A political row has erupted in Germany over the future of its armed forces. One key question is whether thousands of young men should be conscripted annually to perform 10 months of military service, another whether the main role of the armed forces should be to protect Germany or be ready for international operations. Correspondent Roland Eggleston reports from Munich.
Munich, 10 May 2000 (RFE/RL) -- German politicians have argued for years about the role of their armed forces in the post-communist world. In the post-war years, the German army was geared to defend the homeland against an attack from the East. But with the collapse of communism, that role no longer exists and many wonder just what sort of army Germany needs.
A government-appointed commission led by former President Richard von Weizsaecker has been reviewing the armed forces' role for most of the past year. Its final report will not be released until later this month, but leaks to the media of what it contains have already created considerable political controversy.
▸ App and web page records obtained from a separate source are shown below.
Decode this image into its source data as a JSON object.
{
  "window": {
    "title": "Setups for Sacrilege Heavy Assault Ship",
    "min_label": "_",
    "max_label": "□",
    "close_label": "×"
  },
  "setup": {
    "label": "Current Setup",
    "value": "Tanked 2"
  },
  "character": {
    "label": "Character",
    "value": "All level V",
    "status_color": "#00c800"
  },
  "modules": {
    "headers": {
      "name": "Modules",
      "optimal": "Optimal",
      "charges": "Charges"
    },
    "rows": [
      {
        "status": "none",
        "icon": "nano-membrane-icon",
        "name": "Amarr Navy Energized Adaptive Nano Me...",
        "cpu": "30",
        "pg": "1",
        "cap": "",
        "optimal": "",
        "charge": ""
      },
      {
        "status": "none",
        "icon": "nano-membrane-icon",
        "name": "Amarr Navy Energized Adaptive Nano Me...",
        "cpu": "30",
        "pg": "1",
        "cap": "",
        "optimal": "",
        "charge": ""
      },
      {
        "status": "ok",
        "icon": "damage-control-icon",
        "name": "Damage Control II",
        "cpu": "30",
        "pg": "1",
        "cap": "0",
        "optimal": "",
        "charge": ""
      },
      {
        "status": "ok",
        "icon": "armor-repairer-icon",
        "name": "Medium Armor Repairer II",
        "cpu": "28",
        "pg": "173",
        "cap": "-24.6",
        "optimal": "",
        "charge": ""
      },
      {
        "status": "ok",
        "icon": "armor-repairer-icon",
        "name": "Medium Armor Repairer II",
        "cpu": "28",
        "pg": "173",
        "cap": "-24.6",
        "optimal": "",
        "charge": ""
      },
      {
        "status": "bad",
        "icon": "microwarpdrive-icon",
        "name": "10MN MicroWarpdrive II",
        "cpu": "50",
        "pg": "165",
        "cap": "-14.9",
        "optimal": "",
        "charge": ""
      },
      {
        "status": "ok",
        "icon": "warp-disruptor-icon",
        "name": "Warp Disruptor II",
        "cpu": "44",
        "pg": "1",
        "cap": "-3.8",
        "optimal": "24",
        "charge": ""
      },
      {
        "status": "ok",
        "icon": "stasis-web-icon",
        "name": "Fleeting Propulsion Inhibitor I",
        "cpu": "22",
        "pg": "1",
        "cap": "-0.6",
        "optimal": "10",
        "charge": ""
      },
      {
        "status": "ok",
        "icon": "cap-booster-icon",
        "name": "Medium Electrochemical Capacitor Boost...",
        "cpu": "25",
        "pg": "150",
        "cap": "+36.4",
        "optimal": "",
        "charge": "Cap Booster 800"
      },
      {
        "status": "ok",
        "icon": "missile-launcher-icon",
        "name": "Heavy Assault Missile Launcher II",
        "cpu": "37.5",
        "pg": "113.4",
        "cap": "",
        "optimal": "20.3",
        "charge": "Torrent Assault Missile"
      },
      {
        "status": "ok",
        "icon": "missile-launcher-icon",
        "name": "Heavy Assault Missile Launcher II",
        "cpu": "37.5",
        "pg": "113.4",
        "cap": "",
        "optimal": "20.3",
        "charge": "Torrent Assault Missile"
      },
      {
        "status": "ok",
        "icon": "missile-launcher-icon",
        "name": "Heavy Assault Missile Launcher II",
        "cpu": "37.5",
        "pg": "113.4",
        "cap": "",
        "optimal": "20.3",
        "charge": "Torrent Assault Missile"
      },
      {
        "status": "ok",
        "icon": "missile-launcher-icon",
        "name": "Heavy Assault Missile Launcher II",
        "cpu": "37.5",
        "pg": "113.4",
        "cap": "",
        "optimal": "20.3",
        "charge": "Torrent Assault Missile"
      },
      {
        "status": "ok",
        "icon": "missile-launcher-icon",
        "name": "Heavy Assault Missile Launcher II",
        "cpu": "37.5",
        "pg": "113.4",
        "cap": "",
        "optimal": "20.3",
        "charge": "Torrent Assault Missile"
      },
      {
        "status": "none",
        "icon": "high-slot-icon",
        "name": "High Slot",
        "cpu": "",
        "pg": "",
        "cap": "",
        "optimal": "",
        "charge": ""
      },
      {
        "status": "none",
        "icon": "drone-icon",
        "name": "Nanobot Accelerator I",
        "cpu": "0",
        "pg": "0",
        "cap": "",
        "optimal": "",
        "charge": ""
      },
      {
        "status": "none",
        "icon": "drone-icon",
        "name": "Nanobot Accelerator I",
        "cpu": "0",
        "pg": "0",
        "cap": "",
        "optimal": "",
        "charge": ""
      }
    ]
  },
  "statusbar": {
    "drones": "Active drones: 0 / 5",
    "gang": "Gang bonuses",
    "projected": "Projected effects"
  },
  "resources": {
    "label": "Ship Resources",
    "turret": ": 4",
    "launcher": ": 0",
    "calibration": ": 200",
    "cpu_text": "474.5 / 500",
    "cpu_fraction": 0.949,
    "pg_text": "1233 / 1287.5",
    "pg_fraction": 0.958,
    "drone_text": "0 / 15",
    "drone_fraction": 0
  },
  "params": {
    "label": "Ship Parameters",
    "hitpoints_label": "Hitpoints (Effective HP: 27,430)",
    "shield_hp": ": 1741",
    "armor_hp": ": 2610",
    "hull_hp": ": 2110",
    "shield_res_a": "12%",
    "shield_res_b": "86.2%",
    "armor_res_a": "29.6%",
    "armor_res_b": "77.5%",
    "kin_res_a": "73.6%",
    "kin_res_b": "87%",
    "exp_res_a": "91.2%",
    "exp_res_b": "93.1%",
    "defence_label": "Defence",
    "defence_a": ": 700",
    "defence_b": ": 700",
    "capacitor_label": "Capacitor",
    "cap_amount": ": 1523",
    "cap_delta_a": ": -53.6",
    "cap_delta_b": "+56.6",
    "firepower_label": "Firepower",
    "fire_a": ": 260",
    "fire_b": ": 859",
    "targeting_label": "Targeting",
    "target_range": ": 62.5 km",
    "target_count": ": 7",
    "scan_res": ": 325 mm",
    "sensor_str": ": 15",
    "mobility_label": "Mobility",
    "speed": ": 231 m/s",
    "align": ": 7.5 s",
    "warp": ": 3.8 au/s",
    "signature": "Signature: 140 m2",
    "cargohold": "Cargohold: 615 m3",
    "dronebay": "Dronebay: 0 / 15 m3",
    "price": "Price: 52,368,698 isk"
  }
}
According to leaked information -- which government sources confirm -- the commission will propose a 25 percent reduction in the number of troops in the German army, or Bundeswehr. That would leave a force of 240,000, including young conscripts performing their national military service. Although opinion polls show that many Germans support reducing the overall size of the military, several political leaders and senior army generals say the proposed reductions are too large.
The question of conscripts is even more controversial. Currently, the army chooses 130,000 young men each year to do 10 months of mandatory military service. Leaked reports say the von Weizsaecker commission plans to propose that the army conscript only 30,000 men each year. Army generals say they need nearly three times as many.
Most Germans, however, also oppose reducing the number of conscripts. German analyst Guenther Grube notes that, in the aftermath of World War II, Germany had promoted the idea of the army as "citizens in uniform." That was a way, Grube says, to democratize the institution and to do away with the professional army that was notorious for having seized a powerful political role for itself before World War II.
According to Grube, Germans today continue to support the idea of a "citizen" army, and he says many of them see conscription as its main component. Both Social Democrat Chancellor Gerhard Schroeder and opposition Christian Democrat leader Angela Merkel say that using conscripts has developed links between civilians and soldiers that have helped strengthen German democracy. Other observers stress that the present German army is an integral part of a democratic state and hardly likely to take a political stance.
The controversy over the forthcoming report on the Bundeswehr has also opened up a debate on what role the army should play in the future.
Until recently, Germany believed its army should defend the homeland -- and the NATO Alliance of which it is a member -- but should not intervene in foreign crises. In accordance with that policy, Germany did not send troops to the Gulf War in 1991. Five years later, then defense minister Volker Ruehe criticized France for abandoning compulsory military service and developing a smaller but more professional army that could intervene quickly in foreign crises.
Things have changed since 1996. German troops are now deployed as part of the NATO-led KFOR force in Kosovo and German aircraft participated in last spring's attacks on Yugoslavia. Germany is now a major partner in a planned European Union military force, which is being developed with France and some other EU countries. It is also playing a leading role in developing a proposed EU rapid reaction force.
Chancellor Schroeder has promised his government will announce preliminary decisions on reforming the armed forces before parliament begins its summer recess. He also said no reforms would be pushed through against the wishes of the military. Many commentators in Germany take that as a signal it will be many months before any changes are made.